__Task statement__:
Among the lines below, list those containing the string "Greek".

Excerpts from an interface dataset:

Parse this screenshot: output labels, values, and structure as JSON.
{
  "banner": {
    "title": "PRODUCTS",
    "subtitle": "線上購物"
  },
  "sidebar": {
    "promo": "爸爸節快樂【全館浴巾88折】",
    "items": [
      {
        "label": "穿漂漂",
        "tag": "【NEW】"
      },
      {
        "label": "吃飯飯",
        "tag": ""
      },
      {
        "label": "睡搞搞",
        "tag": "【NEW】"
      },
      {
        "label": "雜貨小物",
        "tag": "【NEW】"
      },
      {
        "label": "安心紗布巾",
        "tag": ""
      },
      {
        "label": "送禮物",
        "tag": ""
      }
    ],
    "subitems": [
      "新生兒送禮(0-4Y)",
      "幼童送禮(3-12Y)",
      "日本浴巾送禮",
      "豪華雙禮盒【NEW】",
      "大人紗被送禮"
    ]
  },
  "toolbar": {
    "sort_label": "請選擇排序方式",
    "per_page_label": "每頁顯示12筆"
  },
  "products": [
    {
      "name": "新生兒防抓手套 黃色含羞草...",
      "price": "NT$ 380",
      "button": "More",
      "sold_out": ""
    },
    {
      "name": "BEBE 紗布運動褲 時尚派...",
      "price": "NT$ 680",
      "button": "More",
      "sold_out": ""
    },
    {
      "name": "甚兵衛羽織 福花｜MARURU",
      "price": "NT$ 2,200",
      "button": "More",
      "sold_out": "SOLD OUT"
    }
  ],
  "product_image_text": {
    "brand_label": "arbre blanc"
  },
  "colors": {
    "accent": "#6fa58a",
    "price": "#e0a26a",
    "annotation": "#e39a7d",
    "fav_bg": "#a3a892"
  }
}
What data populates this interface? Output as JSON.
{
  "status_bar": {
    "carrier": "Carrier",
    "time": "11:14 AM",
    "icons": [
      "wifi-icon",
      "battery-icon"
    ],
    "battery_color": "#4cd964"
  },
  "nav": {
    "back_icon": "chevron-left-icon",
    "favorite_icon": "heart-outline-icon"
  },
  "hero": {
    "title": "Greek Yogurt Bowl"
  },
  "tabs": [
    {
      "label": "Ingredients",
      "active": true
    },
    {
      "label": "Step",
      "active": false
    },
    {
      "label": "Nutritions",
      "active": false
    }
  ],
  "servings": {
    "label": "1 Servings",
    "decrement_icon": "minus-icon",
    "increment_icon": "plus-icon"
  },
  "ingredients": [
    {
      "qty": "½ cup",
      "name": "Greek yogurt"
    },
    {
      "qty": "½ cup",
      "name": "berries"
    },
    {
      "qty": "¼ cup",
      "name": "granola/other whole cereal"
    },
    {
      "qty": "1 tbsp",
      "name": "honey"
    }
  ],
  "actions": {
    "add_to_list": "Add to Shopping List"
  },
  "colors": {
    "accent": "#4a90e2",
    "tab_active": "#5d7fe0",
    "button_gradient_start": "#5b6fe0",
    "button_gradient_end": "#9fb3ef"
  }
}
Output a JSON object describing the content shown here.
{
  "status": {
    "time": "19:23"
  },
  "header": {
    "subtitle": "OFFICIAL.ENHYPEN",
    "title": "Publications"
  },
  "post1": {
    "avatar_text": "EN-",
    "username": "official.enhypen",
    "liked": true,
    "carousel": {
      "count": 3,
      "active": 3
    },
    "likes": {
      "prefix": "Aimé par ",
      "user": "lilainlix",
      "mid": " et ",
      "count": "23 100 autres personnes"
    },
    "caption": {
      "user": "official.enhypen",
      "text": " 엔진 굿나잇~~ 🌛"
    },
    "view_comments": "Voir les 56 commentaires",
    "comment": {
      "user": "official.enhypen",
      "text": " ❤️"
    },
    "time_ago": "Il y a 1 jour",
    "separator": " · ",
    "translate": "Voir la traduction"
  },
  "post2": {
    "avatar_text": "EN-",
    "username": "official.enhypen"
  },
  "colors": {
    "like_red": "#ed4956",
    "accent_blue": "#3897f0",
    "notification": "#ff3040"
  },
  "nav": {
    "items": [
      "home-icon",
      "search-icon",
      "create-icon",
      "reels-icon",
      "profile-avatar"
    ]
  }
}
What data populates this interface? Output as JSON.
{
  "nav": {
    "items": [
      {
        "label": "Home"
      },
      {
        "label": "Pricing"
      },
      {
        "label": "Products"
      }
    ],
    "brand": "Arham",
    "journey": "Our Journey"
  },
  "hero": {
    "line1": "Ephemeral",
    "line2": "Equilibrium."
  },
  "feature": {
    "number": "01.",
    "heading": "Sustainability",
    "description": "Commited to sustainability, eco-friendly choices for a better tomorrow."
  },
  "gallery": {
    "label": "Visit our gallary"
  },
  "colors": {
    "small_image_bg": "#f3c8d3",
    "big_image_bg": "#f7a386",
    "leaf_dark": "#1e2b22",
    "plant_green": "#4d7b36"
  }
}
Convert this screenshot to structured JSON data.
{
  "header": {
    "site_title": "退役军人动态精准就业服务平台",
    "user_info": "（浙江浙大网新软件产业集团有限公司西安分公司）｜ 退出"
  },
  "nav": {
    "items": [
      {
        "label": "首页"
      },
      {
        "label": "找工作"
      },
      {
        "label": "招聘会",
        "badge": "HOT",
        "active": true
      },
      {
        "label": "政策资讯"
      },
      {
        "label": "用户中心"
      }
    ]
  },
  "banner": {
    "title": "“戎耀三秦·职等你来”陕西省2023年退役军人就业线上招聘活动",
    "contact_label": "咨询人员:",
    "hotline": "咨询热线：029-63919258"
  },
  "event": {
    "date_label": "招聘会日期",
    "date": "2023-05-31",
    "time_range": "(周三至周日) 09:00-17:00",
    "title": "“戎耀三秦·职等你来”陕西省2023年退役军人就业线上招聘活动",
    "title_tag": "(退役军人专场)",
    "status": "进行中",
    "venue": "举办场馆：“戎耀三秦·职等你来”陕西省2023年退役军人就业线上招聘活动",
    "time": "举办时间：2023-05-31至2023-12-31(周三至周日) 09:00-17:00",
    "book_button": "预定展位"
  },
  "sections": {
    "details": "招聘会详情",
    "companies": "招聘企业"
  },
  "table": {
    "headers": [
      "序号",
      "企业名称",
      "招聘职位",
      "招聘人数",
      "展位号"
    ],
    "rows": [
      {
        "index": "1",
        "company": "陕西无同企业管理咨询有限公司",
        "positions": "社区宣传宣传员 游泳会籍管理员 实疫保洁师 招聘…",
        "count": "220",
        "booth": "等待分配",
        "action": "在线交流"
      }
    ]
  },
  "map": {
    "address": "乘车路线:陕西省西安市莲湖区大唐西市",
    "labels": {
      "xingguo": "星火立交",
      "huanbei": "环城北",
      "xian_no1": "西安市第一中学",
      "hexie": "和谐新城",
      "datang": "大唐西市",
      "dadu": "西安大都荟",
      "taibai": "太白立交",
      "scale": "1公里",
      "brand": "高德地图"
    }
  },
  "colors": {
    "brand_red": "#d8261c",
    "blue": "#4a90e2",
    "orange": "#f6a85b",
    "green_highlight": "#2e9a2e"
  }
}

__Exercise answer__:
    "title": "Greek Yogurt Bowl"
      "name": "Greek yogurt"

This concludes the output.